• Your objective: Below are entries; count the lines among them that contain the word "trunk", and give only the count.

• Material for this exercise:

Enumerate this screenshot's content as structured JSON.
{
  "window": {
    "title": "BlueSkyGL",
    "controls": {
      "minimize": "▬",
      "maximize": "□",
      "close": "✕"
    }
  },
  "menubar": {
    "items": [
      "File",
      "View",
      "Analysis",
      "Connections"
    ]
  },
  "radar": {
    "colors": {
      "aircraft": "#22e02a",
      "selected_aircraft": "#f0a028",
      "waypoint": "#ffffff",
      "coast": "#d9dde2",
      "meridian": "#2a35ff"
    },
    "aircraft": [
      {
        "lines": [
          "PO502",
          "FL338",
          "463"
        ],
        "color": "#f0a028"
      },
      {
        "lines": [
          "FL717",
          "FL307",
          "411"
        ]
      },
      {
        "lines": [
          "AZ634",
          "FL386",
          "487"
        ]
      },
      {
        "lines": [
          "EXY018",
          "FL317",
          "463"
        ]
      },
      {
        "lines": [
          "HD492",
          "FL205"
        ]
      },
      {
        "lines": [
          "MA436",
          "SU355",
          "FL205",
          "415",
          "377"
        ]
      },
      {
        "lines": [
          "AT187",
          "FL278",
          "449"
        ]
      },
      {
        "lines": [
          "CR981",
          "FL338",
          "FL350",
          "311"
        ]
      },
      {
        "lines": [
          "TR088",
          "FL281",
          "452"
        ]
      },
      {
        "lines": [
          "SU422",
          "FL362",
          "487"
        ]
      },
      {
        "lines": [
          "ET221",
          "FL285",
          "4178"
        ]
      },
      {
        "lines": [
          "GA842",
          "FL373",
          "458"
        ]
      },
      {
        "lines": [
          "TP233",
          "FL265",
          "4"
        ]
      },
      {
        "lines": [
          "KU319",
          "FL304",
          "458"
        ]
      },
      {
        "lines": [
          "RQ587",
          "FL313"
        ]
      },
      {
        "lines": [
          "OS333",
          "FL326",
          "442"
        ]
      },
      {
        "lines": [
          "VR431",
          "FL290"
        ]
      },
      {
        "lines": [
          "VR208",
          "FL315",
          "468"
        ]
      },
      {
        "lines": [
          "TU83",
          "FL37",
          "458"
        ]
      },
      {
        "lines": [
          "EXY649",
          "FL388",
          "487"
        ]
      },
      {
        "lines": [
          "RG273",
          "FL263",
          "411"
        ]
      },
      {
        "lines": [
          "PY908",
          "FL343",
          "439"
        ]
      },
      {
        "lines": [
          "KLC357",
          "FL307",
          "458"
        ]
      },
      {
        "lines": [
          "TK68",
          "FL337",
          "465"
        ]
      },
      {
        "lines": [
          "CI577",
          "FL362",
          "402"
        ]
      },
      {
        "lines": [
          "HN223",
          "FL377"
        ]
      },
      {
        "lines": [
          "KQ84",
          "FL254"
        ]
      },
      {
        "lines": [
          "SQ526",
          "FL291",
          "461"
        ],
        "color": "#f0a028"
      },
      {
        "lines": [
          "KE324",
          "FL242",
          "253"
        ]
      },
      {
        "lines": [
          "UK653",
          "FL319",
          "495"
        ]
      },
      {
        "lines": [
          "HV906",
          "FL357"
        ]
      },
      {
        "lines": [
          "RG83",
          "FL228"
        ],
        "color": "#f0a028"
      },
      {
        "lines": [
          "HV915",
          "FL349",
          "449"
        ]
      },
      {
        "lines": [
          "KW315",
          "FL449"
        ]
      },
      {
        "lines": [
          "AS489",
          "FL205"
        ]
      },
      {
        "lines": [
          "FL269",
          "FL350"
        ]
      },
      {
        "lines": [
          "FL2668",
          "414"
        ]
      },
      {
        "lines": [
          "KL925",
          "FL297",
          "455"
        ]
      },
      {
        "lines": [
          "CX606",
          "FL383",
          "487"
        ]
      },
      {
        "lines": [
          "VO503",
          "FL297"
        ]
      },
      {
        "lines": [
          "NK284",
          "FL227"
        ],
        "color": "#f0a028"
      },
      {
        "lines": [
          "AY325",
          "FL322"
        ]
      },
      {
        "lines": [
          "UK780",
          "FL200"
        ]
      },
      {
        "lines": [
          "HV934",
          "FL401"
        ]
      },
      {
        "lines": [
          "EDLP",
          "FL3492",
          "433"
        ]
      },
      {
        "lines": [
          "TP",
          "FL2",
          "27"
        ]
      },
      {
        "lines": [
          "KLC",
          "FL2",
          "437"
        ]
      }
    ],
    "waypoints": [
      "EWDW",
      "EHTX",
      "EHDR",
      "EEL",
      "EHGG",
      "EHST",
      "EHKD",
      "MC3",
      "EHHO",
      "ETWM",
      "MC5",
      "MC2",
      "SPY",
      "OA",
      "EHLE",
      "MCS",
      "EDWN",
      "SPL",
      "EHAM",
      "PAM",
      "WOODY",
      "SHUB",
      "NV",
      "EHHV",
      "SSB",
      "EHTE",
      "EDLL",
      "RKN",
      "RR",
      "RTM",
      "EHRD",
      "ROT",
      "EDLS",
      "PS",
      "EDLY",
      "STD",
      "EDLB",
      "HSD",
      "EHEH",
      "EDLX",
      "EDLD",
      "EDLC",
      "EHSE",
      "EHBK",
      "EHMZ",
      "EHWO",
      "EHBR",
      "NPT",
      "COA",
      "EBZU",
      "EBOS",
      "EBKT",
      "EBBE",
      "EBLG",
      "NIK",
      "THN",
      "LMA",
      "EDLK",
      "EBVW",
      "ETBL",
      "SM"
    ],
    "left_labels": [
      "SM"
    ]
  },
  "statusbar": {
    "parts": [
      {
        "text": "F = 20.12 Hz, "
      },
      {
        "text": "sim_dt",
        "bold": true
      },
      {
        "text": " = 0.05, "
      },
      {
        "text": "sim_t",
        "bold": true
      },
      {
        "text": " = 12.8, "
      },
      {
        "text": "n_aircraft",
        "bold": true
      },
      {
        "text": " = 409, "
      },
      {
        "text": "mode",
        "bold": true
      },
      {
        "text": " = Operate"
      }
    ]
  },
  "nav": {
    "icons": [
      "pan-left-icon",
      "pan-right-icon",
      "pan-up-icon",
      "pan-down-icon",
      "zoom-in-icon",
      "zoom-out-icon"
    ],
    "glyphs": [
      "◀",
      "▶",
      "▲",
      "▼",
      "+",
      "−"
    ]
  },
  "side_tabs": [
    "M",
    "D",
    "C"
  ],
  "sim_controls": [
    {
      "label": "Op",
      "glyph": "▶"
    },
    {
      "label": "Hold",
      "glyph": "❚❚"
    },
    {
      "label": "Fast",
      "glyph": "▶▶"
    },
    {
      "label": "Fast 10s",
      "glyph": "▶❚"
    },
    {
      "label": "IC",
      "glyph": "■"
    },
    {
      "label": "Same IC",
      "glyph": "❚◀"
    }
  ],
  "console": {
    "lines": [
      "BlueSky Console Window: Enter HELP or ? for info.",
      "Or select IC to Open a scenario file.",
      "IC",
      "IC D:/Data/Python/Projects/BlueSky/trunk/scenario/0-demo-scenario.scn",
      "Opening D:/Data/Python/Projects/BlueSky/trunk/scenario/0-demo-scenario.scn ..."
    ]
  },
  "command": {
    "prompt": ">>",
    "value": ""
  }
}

• Exercise result: 2